[Opening Records for the exercise section]
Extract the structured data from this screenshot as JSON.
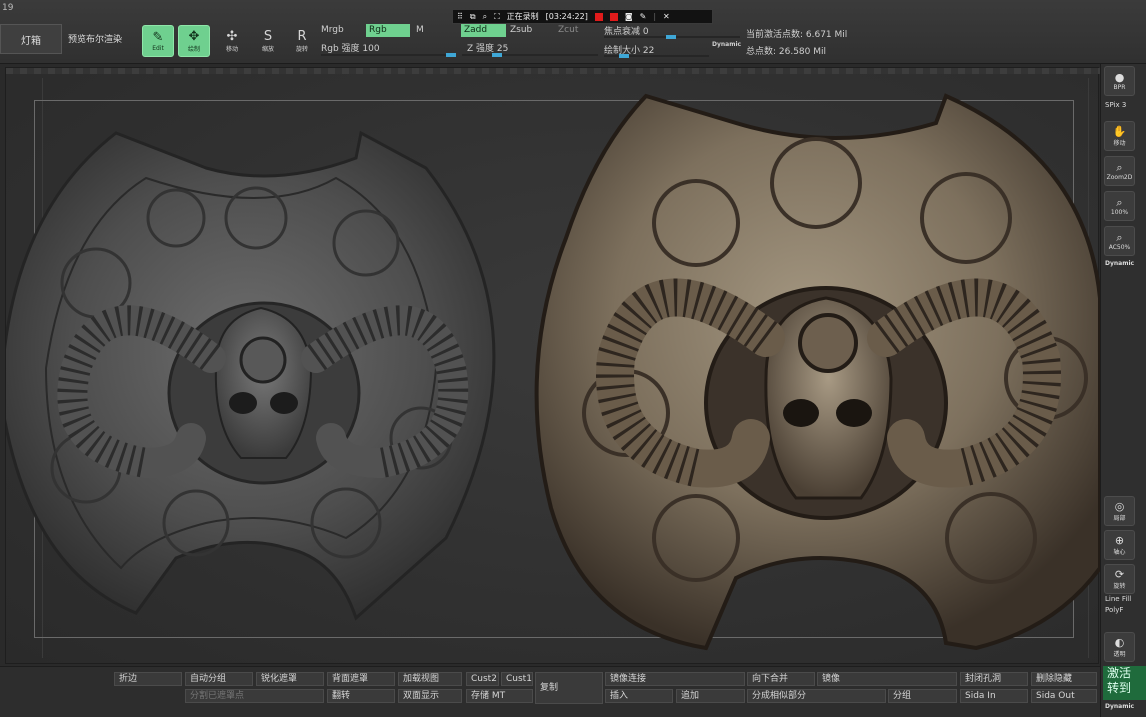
{
  "app": {
    "version_fragment": "19"
  },
  "top_left": {
    "lightbox": "灯箱",
    "bpr": "预览布尔渲染"
  },
  "tools": [
    {
      "label": "Edit",
      "active": true,
      "glyph": "✎"
    },
    {
      "label": "绘制",
      "active": true,
      "glyph": "✥"
    },
    {
      "label": "移动",
      "active": false,
      "glyph": "✣"
    },
    {
      "label": "缩放",
      "active": false,
      "glyph": "S"
    },
    {
      "label": "旋转",
      "active": false,
      "glyph": "R"
    }
  ],
  "brush": {
    "mrgb": "Mrgb",
    "rgb": "Rgb",
    "m": "M",
    "rgb_intensity": "Rgb 强度 100",
    "zadd": "Zadd",
    "zsub": "Zsub",
    "zcut": "Zcut",
    "z_intensity": "Z 强度 25",
    "focal": "焦点衰减 0",
    "draw_size": "绘制大小 22",
    "dynamic": "Dynamic"
  },
  "stats": {
    "active_points": "当前激活点数: 6.671 Mil",
    "total_points": "总点数: 26.580 Mil"
  },
  "recording": {
    "label": "正在录制",
    "time": "[03:24:22]"
  },
  "right_tray": {
    "bpr": "BPR",
    "spix": "SPix 3",
    "move": "移动",
    "zoom2d": "Zoom2D",
    "pct100": "100%",
    "ac50": "AC50%",
    "dynamic_top": "Dynamic",
    "local": "局部",
    "pivot": "轴心",
    "xyz": "旋转",
    "line_fill": "Line Fill",
    "polyf": "PolyF",
    "transp": "透明",
    "dynamic_bottom": "Dynamic",
    "activate": "激活\n转到"
  },
  "bottom": {
    "b1": "折边",
    "b2": "自动分组",
    "b3": "锐化遮罩",
    "b4": "背面遮罩",
    "b5": "加载视图",
    "b6": "Cust2",
    "b7": "Cust1",
    "b8": "复制",
    "b9": "镜像连接",
    "b10": "向下合并",
    "b11": "镜像",
    "b12": "封闭孔洞",
    "b13": "删除隐藏",
    "c1": "分割已遮罩点",
    "c2": "翻转",
    "c3": "双面显示",
    "c4": "存储 MT",
    "c5": "插入",
    "c6": "追加",
    "c7": "分成相似部分",
    "c8": "分组",
    "c9": "Sida In",
    "c10": "Sida Out"
  }
}
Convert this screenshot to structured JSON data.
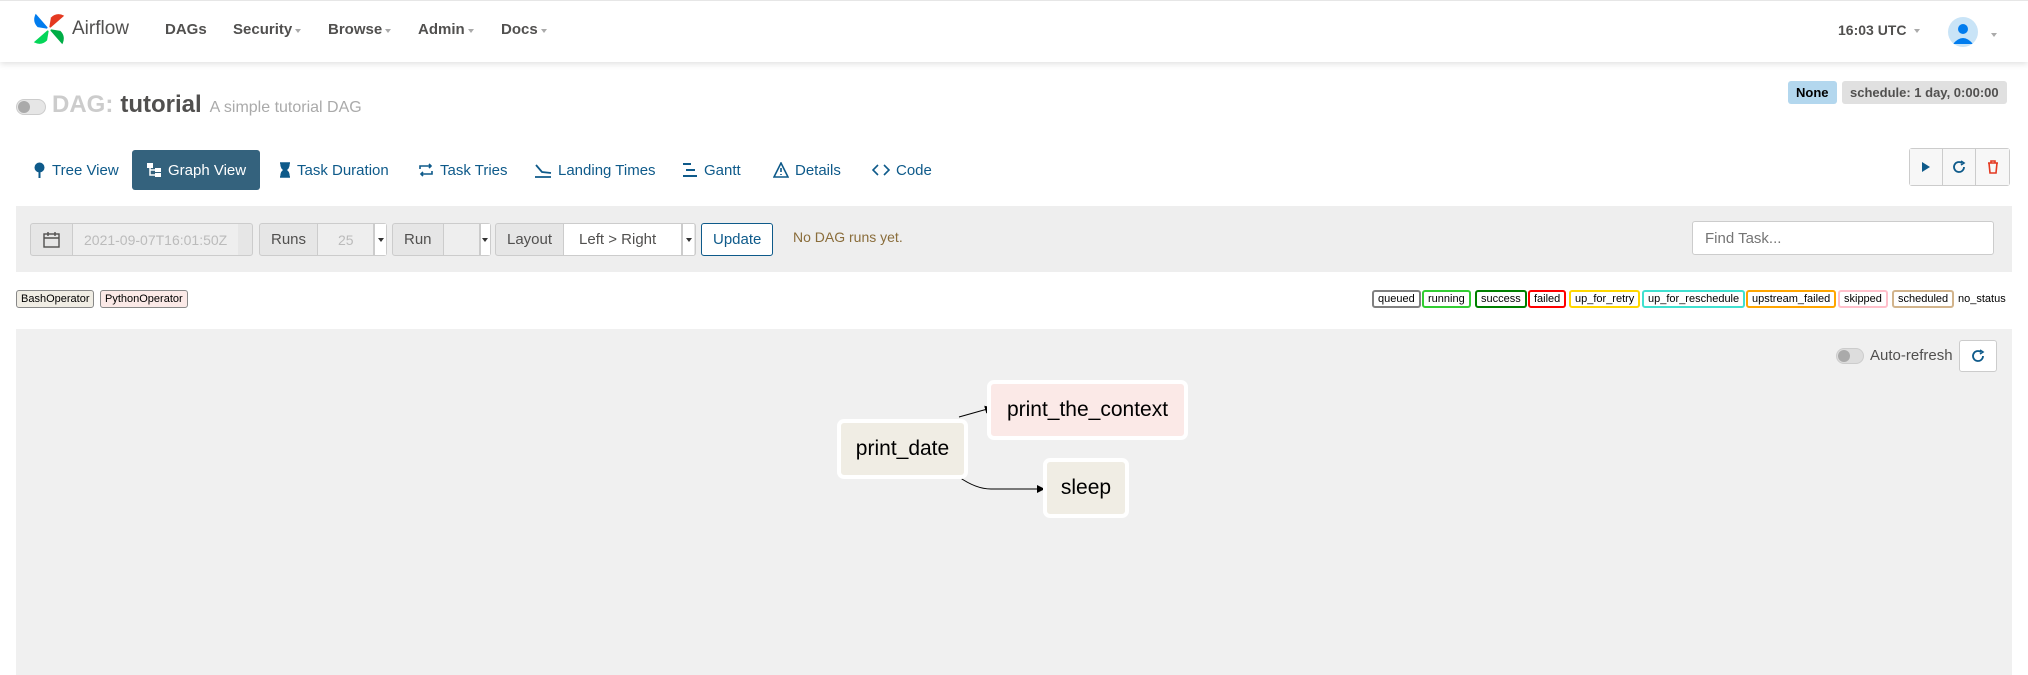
{
  "app": {
    "brand": "Airflow"
  },
  "nav": {
    "items": [
      {
        "label": "DAGs"
      },
      {
        "label": "Security"
      },
      {
        "label": "Browse"
      },
      {
        "label": "Admin"
      },
      {
        "label": "Docs"
      }
    ],
    "time": "16:03 UTC"
  },
  "dag": {
    "prefix": "DAG:",
    "id": "tutorial",
    "description": "A simple tutorial DAG",
    "badge_none": "None",
    "schedule": "schedule: 1 day, 0:00:00"
  },
  "tabs": [
    {
      "label": "Tree View",
      "icon": "tree-icon"
    },
    {
      "label": "Graph View",
      "icon": "graph-icon",
      "active": true
    },
    {
      "label": "Task Duration",
      "icon": "hourglass-icon"
    },
    {
      "label": "Task Tries",
      "icon": "repeat-icon"
    },
    {
      "label": "Landing Times",
      "icon": "landing-icon"
    },
    {
      "label": "Gantt",
      "icon": "gantt-icon"
    },
    {
      "label": "Details",
      "icon": "warning-triangle-icon"
    },
    {
      "label": "Code",
      "icon": "code-icon"
    }
  ],
  "filter": {
    "date_placeholder": "2021-09-07T16:01:50Z",
    "runs_label": "Runs",
    "runs_value": "25",
    "run_label": "Run",
    "run_value": "",
    "layout_label": "Layout",
    "layout_value": "Left > Right",
    "update_label": "Update",
    "no_runs": "No DAG runs yet.",
    "find_task_placeholder": "Find Task..."
  },
  "operators": [
    {
      "label": "BashOperator",
      "color": "#f0ede4"
    },
    {
      "label": "PythonOperator",
      "color": "#fbe9e7"
    }
  ],
  "states": [
    {
      "label": "queued",
      "color": "#808080"
    },
    {
      "label": "running",
      "color": "#32cd32"
    },
    {
      "label": "success",
      "color": "#008000"
    },
    {
      "label": "failed",
      "color": "#ff0000"
    },
    {
      "label": "up_for_retry",
      "color": "#ffd700"
    },
    {
      "label": "up_for_reschedule",
      "color": "#40e0d0"
    },
    {
      "label": "upstream_failed",
      "color": "#ffa500"
    },
    {
      "label": "skipped",
      "color": "#ffc0cb"
    },
    {
      "label": "scheduled",
      "color": "#d2b48c"
    }
  ],
  "no_status": "no_status",
  "graph": {
    "auto_refresh_label": "Auto-refresh",
    "nodes": [
      {
        "id": "print_date",
        "operator": "BashOperator"
      },
      {
        "id": "print_the_context",
        "operator": "PythonOperator"
      },
      {
        "id": "sleep",
        "operator": "BashOperator"
      }
    ]
  }
}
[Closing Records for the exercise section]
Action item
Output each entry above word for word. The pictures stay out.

Answer below
Extract the structured data from this screenshot as JSON.
{
  "app": {
    "version_fragment": "19"
  },
  "top_left": {
    "lightbox": "灯箱",
    "bpr": "预览布尔渲染"
  },
  "tools": [
    {
      "label": "Edit",
      "active": true,
      "glyph": "✎"
    },
    {
      "label": "绘制",
      "active": true,
      "glyph": "✥"
    },
    {
      "label": "移动",
      "active": false,
      "glyph": "✣"
    },
    {
      "label": "缩放",
      "active": false,
      "glyph": "S"
    },
    {
      "label": "旋转",
      "active": false,
      "glyph": "R"
    }
  ],
  "brush": {
    "mrgb": "Mrgb",
    "rgb": "Rgb",
    "m": "M",
    "rgb_intensity": "Rgb 强度 100",
    "zadd": "Zadd",
    "zsub": "Zsub",
    "zcut": "Zcut",
    "z_intensity": "Z 强度 25",
    "focal": "焦点衰减 0",
    "draw_size": "绘制大小 22",
    "dynamic": "Dynamic"
  },
  "stats": {
    "active_points": "当前激活点数: 6.671 Mil",
    "total_points": "总点数: 26.580 Mil"
  },
  "recording": {
    "label": "正在录制",
    "time": "[03:24:22]"
  },
  "right_tray": {
    "bpr": "BPR",
    "spix": "SPix 3",
    "move": "移动",
    "zoom2d": "Zoom2D",
    "pct100": "100%",
    "ac50": "AC50%",
    "dynamic_top": "Dynamic",
    "local": "局部",
    "pivot": "轴心",
    "xyz": "旋转",
    "line_fill": "Line Fill",
    "polyf": "PolyF",
    "transp": "透明",
    "dynamic_bottom": "Dynamic",
    "activate": "激活\n转到"
  },
  "bottom": {
    "b1": "折边",
    "b2": "自动分组",
    "b3": "锐化遮罩",
    "b4": "背面遮罩",
    "b5": "加载视图",
    "b6": "Cust2",
    "b7": "Cust1",
    "b8": "复制",
    "b9": "镜像连接",
    "b10": "向下合并",
    "b11": "镜像",
    "b12": "封闭孔洞",
    "b13": "删除隐藏",
    "c1": "分割已遮罩点",
    "c2": "翻转",
    "c3": "双面显示",
    "c4": "存储 MT",
    "c5": "插入",
    "c6": "追加",
    "c7": "分成相似部分",
    "c8": "分组",
    "c9": "Sida In",
    "c10": "Sida Out"
  }
}
Convert this screenshot to structured JSON data.
{
  "app": {
    "brand": "Airflow"
  },
  "nav": {
    "items": [
      {
        "label": "DAGs"
      },
      {
        "label": "Security"
      },
      {
        "label": "Browse"
      },
      {
        "label": "Admin"
      },
      {
        "label": "Docs"
      }
    ],
    "time": "16:03 UTC"
  },
  "dag": {
    "prefix": "DAG:",
    "id": "tutorial",
    "description": "A simple tutorial DAG",
    "badge_none": "None",
    "schedule": "schedule: 1 day, 0:00:00"
  },
  "tabs": [
    {
      "label": "Tree View",
      "icon": "tree-icon"
    },
    {
      "label": "Graph View",
      "icon": "graph-icon",
      "active": true
    },
    {
      "label": "Task Duration",
      "icon": "hourglass-icon"
    },
    {
      "label": "Task Tries",
      "icon": "repeat-icon"
    },
    {
      "label": "Landing Times",
      "icon": "landing-icon"
    },
    {
      "label": "Gantt",
      "icon": "gantt-icon"
    },
    {
      "label": "Details",
      "icon": "warning-triangle-icon"
    },
    {
      "label": "Code",
      "icon": "code-icon"
    }
  ],
  "filter": {
    "date_placeholder": "2021-09-07T16:01:50Z",
    "runs_label": "Runs",
    "runs_value": "25",
    "run_label": "Run",
    "run_value": "",
    "layout_label": "Layout",
    "layout_value": "Left > Right",
    "update_label": "Update",
    "no_runs": "No DAG runs yet.",
    "find_task_placeholder": "Find Task..."
  },
  "operators": [
    {
      "label": "BashOperator",
      "color": "#f0ede4"
    },
    {
      "label": "PythonOperator",
      "color": "#fbe9e7"
    }
  ],
  "states": [
    {
      "label": "queued",
      "color": "#808080"
    },
    {
      "label": "running",
      "color": "#32cd32"
    },
    {
      "label": "success",
      "color": "#008000"
    },
    {
      "label": "failed",
      "color": "#ff0000"
    },
    {
      "label": "up_for_retry",
      "color": "#ffd700"
    },
    {
      "label": "up_for_reschedule",
      "color": "#40e0d0"
    },
    {
      "label": "upstream_failed",
      "color": "#ffa500"
    },
    {
      "label": "skipped",
      "color": "#ffc0cb"
    },
    {
      "label": "scheduled",
      "color": "#d2b48c"
    }
  ],
  "no_status": "no_status",
  "graph": {
    "auto_refresh_label": "Auto-refresh",
    "nodes": [
      {
        "id": "print_date",
        "operator": "BashOperator"
      },
      {
        "id": "print_the_context",
        "operator": "PythonOperator"
      },
      {
        "id": "sleep",
        "operator": "BashOperator"
      }
    ]
  }
}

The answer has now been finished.